“Before we made a single trade, we proactively contacted the exchange to seek its guidance,” [RBC spokesman Kevin] Foster said. “These trades were fully documented, transparent, and reviewed by both the CFTC and the exchanges, and for the next several years were monitored by them.”
Though the CFTC got out in front of that a little bit by claiming that they were lied to in all that fully documented review.
You can sort of guess most of what happened here, which is that someone in RBC’s tax group was all “hey, I have a tax scheme, but it requires us to trade with ourselves over an exchange,” and they went to a (relatively) wee little exchange with a probably mostly-true description that maybe made these trades sound a bit more arms’-length than they were (because “we will trade with ourselves in a coordinated way” doesn’t sound great when a tax authority later reads it), and the exchange thought “ooh, listings, and fees, and also, what possible harm could come from letting these guys trade with themselves on an exchange and in a product where nobody else trades?,” and so they listed them, and then [something happened], and now bitterness and recrimination etc.
So what’s the [something] that [happened]? Well, DealBook seems to think it’s that the CFTC hired a more serious enforcement chief and he stepped up crackdowns on shenanigans. That seems as plausible as anything else.
I guess my favorite part, though, is what doesn’t seem to have ruined RBC’s fun: heat from Canadian tax officials. I don’t know much about Canadian tax law AND DON’T WANT TO, and I suppose RBC’s tax folks knew what they were doing when they built the scam that the CFTC alleges, even if their futures-regulation folks maybe didn’t. Still, if you look at this as a price-manipulation scam, it doesn’t seem to have done anyone any harm, and they seem to have been more or less above-board with the exchange as these things go, maybe. If you look at it as a tax scam, it supposedly cost Canadian revenue twenty or thirty million bucks and, yeah, it actually looks pretty scammy.
RBC Sued by U.S. Regulators Over Wash Trades [Bloomberg]
CFTC v. Royal Bank of Canada [CFTC]

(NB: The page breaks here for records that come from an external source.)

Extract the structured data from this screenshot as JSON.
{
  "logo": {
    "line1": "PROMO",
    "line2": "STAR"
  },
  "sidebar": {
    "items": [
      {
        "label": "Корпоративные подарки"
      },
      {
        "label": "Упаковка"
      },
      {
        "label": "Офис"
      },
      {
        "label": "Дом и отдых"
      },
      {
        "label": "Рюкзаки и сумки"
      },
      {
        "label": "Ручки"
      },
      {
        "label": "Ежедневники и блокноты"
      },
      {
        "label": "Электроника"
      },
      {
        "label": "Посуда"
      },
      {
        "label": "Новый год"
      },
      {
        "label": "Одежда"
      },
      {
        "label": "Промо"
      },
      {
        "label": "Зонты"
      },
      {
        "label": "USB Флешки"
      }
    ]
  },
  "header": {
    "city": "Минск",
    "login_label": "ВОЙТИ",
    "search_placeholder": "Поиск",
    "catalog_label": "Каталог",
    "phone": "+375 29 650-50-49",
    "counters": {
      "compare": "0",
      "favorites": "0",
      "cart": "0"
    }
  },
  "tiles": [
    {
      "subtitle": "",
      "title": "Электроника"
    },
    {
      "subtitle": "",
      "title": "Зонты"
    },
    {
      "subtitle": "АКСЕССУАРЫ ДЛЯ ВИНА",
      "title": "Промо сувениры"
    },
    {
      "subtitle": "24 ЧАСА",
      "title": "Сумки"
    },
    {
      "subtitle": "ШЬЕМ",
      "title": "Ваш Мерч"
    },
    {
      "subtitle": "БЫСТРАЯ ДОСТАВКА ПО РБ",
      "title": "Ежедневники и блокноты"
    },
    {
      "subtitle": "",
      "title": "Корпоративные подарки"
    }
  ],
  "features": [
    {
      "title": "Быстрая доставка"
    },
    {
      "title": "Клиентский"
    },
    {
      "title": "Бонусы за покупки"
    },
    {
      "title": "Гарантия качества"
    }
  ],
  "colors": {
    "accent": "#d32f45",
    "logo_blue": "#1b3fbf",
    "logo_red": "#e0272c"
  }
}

* I assume there’s a physical sale lurking in the confusing complaint that I missed – presumably RBC was actually flat because otherwise this isn’t a tax scam, it’s just, like, investing in stocks that pay dividends. But if you’re actually flat then the setup is (1) real market buy + (2) fake internal futures sell + (3) fake internal futures buy + (4) real market sell. So your ability to manipulate is somewhat constrained, though I guess you’re manipulating not the underlier price but the financing legs of the futures – which seems sort of small potatoes for reasons a bit further down in the text – but the point is that these trades wouldn’t create bad prints in the actual stocks.